Turkey has a majority Sunni Muslim population, but a significant portion of the population, about 25 percent, are ethnic minorities. An additional 25 percent adhere to minority religions, including a large number of Alevis, a Shiite Muslim sect, according to Todays Zaman. The survey included 746 Turkish citizens from Greek, Armenian, Jewish and Syriac communities, and was conducted by the Yeniköy Panayia Greek Orthodox Church, Bilgi University and the Konda pollster company. 

Turkey's government has repeatedly been accused of suppressing free speech online. Over the last few years, the government has routinely banned Twitter during political controversies.

The Turkish state, although founded as a secular republic, integrated Sunni Islam into its national identity. Minorities were long deprived of certain rights, like opening their own private schools. Turkey's President Recep Tayyip Erdogan, whose moderate Islamist AK Party came to power in 2002, has made a number of strides to open the country to minority groups. The party, which again won a parliamentary majority Sunday, has funded the restoration of numerous non-Muslim religious sites like synagogues and passed a law last year returning confiscated state property to minorities. The government granted the right last year to reopen an Assyrian school some 86 years after the last one was closed.

Opponents, however, have argued that the government roused nationalist sentiment and a populist mood that has turned the country against its religious minorities. Erdogan’s term has been marked by a pivot away from Europe and toward the Middle East.
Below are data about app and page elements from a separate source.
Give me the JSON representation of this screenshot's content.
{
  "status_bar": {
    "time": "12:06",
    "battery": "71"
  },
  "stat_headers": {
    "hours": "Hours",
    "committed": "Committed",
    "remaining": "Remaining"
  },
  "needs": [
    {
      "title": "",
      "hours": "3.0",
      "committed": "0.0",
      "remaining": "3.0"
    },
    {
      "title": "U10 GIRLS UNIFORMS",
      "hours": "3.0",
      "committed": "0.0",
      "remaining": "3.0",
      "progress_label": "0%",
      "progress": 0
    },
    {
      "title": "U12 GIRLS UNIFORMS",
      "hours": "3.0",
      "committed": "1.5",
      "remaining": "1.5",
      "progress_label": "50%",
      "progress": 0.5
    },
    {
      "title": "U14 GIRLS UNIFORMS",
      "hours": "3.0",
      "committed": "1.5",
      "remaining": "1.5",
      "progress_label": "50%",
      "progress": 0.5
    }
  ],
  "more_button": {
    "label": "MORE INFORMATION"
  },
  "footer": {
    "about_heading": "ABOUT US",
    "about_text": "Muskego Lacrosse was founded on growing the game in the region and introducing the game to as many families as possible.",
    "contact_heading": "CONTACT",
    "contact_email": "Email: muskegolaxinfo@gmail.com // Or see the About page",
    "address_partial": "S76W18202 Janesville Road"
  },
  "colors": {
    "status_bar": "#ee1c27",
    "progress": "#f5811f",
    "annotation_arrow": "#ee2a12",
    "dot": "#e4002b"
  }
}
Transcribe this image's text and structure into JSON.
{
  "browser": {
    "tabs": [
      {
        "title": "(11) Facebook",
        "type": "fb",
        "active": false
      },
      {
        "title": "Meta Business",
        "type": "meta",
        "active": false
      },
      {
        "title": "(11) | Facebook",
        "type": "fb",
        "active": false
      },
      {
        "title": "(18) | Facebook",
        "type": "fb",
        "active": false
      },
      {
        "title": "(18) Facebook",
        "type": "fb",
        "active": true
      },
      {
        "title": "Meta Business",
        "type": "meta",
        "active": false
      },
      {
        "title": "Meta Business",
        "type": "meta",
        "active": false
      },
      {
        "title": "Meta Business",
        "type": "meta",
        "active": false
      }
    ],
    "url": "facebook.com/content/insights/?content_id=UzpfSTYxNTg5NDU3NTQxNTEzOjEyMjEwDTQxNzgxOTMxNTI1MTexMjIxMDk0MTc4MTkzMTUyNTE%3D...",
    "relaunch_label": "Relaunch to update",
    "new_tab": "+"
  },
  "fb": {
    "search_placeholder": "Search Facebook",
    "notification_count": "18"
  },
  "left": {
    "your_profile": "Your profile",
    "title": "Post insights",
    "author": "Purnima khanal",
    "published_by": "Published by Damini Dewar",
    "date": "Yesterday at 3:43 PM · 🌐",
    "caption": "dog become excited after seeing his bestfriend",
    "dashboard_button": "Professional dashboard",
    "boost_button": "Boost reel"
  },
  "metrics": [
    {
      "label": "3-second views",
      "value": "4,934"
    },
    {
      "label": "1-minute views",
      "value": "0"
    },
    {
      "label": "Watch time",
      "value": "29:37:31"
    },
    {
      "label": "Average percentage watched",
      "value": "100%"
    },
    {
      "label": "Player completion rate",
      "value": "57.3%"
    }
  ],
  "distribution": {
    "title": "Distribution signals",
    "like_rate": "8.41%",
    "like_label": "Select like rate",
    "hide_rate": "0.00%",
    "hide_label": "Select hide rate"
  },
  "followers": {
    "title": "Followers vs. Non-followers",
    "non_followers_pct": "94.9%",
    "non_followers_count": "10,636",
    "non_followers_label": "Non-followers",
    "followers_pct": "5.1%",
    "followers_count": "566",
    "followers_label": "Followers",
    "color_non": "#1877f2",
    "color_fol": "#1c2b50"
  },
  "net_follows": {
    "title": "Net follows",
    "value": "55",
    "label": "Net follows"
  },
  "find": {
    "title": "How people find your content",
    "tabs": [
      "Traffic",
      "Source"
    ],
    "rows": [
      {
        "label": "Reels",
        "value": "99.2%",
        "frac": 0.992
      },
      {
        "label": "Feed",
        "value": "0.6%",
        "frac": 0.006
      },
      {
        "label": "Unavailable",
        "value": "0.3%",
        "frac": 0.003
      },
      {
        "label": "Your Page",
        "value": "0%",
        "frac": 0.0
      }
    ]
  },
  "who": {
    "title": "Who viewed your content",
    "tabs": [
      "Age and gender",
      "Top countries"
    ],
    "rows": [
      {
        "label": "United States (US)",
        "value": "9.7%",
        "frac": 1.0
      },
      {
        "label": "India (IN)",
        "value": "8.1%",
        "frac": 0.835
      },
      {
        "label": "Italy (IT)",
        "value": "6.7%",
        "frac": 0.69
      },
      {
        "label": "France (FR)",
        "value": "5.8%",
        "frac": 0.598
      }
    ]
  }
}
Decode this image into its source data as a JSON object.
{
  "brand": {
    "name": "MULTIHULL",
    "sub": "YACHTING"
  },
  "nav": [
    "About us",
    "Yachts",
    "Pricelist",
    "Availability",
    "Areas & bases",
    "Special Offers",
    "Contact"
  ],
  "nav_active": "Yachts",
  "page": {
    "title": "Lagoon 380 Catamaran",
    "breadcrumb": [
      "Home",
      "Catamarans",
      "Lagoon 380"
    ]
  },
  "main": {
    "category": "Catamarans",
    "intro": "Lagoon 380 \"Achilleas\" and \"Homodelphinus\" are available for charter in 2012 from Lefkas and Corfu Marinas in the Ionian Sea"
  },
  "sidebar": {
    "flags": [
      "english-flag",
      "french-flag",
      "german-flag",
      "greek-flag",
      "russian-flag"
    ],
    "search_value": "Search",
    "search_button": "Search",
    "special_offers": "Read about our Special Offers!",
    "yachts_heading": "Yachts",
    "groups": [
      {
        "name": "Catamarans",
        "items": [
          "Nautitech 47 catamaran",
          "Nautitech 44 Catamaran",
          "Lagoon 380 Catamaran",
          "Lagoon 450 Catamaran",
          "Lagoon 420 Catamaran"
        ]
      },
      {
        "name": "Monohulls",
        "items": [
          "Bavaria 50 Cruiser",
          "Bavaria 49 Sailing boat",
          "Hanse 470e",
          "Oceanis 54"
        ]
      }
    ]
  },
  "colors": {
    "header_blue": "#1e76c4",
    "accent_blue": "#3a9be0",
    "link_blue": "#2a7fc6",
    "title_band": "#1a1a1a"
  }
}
Eighty percent of those surveyed said they believed Turkey needed legal means to penalize violations of rights and discrimination on social media. The most popular online platforms were Facebook, YouTube and Instagram.